#### Exercise instructions
Set the records down once more so that they match the source word for word.

#### Records for the task
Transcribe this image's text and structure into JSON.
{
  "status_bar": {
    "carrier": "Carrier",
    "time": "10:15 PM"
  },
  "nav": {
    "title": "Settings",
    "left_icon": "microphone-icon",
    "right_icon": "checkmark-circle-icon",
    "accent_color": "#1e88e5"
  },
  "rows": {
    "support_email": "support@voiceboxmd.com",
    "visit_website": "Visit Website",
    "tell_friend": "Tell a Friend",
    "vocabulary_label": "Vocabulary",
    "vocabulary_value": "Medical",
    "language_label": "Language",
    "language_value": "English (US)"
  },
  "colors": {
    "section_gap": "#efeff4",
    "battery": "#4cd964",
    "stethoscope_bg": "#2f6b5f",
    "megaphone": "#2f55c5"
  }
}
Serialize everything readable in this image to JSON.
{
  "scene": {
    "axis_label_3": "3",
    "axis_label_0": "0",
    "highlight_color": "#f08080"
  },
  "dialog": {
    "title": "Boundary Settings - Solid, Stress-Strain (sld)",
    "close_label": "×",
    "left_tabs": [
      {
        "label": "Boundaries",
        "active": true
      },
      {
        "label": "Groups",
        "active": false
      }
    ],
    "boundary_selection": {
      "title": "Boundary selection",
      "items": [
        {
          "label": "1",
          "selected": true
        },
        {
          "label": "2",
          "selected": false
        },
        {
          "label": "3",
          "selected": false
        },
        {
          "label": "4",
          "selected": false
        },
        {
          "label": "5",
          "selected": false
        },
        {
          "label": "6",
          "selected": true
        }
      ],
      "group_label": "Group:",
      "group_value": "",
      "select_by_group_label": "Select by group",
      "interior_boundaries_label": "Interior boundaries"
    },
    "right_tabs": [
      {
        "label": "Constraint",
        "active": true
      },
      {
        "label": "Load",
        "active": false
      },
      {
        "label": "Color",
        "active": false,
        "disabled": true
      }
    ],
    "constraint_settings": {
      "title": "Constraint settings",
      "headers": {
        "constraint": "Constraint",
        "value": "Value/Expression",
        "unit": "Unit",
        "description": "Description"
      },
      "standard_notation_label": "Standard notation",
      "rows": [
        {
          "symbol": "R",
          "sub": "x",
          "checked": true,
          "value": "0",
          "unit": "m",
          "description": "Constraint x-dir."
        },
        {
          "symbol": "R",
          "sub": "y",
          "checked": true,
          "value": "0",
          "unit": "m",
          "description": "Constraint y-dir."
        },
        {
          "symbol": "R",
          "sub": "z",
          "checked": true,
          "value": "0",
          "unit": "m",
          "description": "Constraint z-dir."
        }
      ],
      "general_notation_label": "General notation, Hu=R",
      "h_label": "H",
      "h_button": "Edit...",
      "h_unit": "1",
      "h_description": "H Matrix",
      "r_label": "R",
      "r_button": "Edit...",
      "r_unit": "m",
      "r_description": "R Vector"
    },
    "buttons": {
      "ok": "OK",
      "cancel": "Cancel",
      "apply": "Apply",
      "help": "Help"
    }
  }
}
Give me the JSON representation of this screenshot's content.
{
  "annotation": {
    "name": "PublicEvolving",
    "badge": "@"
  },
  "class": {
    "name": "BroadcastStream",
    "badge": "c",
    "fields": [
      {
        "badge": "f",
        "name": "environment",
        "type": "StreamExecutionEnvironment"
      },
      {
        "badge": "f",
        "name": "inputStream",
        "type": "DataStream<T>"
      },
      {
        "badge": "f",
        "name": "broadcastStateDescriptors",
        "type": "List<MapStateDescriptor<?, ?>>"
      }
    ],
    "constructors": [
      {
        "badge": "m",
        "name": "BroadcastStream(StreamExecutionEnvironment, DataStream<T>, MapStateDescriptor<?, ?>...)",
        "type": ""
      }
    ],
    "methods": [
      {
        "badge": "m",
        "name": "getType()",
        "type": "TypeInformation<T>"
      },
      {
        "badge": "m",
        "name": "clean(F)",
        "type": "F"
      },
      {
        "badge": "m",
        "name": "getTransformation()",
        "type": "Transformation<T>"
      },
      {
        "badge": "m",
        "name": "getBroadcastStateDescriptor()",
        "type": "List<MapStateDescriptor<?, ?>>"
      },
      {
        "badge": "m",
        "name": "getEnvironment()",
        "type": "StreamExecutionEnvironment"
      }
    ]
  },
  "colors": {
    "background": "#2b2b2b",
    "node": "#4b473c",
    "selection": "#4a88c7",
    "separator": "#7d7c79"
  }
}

#### Written solution
Transcribe this image's text and structure into JSON.
{
  "status_bar": {
    "carrier": "Carrier",
    "time": "10:15 PM"
  },
  "nav": {
    "title": "Settings",
    "left_icon": "microphone-icon",
    "right_icon": "checkmark-circle-icon",
    "accent_color": "#1e88e5"
  },
  "rows": {
    "support_email": "support@voiceboxmd.com",
    "visit_website": "Visit Website",
    "tell_friend": "Tell a Friend",
    "vocabulary_label": "Vocabulary",
    "vocabulary_value": "Medical",
    "language_label": "Language",
    "language_value": "English (US)"
  },
  "colors": {
    "section_gap": "#efeff4",
    "battery": "#4cd964",
    "stethoscope_bg": "#2f6b5f",
    "megaphone": "#2f55c5"
  }
}
Serialize everything readable in this image to JSON.
{
  "scene": {
    "axis_label_3": "3",
    "axis_label_0": "0",
    "highlight_color": "#f08080"
  },
  "dialog": {
    "title": "Boundary Settings - Solid, Stress-Strain (sld)",
    "close_label": "×",
    "left_tabs": [
      {
        "label": "Boundaries",
        "active": true
      },
      {
        "label": "Groups",
        "active": false
      }
    ],
    "boundary_selection": {
      "title": "Boundary selection",
      "items": [
        {
          "label": "1",
          "selected": true
        },
        {
          "label": "2",
          "selected": false
        },
        {
          "label": "3",
          "selected": false
        },
        {
          "label": "4",
          "selected": false
        },
        {
          "label": "5",
          "selected": false
        },
        {
          "label": "6",
          "selected": true
        }
      ],
      "group_label": "Group:",
      "group_value": "",
      "select_by_group_label": "Select by group",
      "interior_boundaries_label": "Interior boundaries"
    },
    "right_tabs": [
      {
        "label": "Constraint",
        "active": true
      },
      {
        "label": "Load",
        "active": false
      },
      {
        "label": "Color",
        "active": false,
        "disabled": true
      }
    ],
    "constraint_settings": {
      "title": "Constraint settings",
      "headers": {
        "constraint": "Constraint",
        "value": "Value/Expression",
        "unit": "Unit",
        "description": "Description"
      },
      "standard_notation_label": "Standard notation",
      "rows": [
        {
          "symbol": "R",
          "sub": "x",
          "checked": true,
          "value": "0",
          "unit": "m",
          "description": "Constraint x-dir."
        },
        {
          "symbol": "R",
          "sub": "y",
          "checked": true,
          "value": "0",
          "unit": "m",
          "description": "Constraint y-dir."
        },
        {
          "symbol": "R",
          "sub": "z",
          "checked": true,
          "value": "0",
          "unit": "m",
          "description": "Constraint z-dir."
        }
      ],
      "general_notation_label": "General notation, Hu=R",
      "h_label": "H",
      "h_button": "Edit...",
      "h_unit": "1",
      "h_description": "H Matrix",
      "r_label": "R",
      "r_button": "Edit...",
      "r_unit": "m",
      "r_description": "R Vector"
    },
    "buttons": {
      "ok": "OK",
      "cancel": "Cancel",
      "apply": "Apply",
      "help": "Help"
    }
  }
}
Give me the JSON representation of this screenshot's content.
{
  "annotation": {
    "name": "PublicEvolving",
    "badge": "@"
  },
  "class": {
    "name": "BroadcastStream",
    "badge": "c",
    "fields": [
      {
        "badge": "f",
        "name": "environment",
        "type": "StreamExecutionEnvironment"
      },
      {
        "badge": "f",
        "name": "inputStream",
        "type": "DataStream<T>"
      },
      {
        "badge": "f",
        "name": "broadcastStateDescriptors",
        "type": "List<MapStateDescriptor<?, ?>>"
      }
    ],
    "constructors": [
      {
        "badge": "m",
        "name": "BroadcastStream(StreamExecutionEnvironment, DataStream<T>, MapStateDescriptor<?, ?>...)",
        "type": ""
      }
    ],
    "methods": [
      {
        "badge": "m",
        "name": "getType()",
        "type": "TypeInformation<T>"
      },
      {
        "badge": "m",
        "name": "clean(F)",
        "type": "F"
      },
      {
        "badge": "m",
        "name": "getTransformation()",
        "type": "Transformation<T>"
      },
      {
        "badge": "m",
        "name": "getBroadcastStateDescriptor()",
        "type": "List<MapStateDescriptor<?, ?>>"
      },
      {
        "badge": "m",
        "name": "getEnvironment()",
        "type": "StreamExecutionEnvironment"
      }
    ]
  },
  "colors": {
    "background": "#2b2b2b",
    "node": "#4b473c",
    "selection": "#4a88c7",
    "separator": "#7d7c79"
  }
}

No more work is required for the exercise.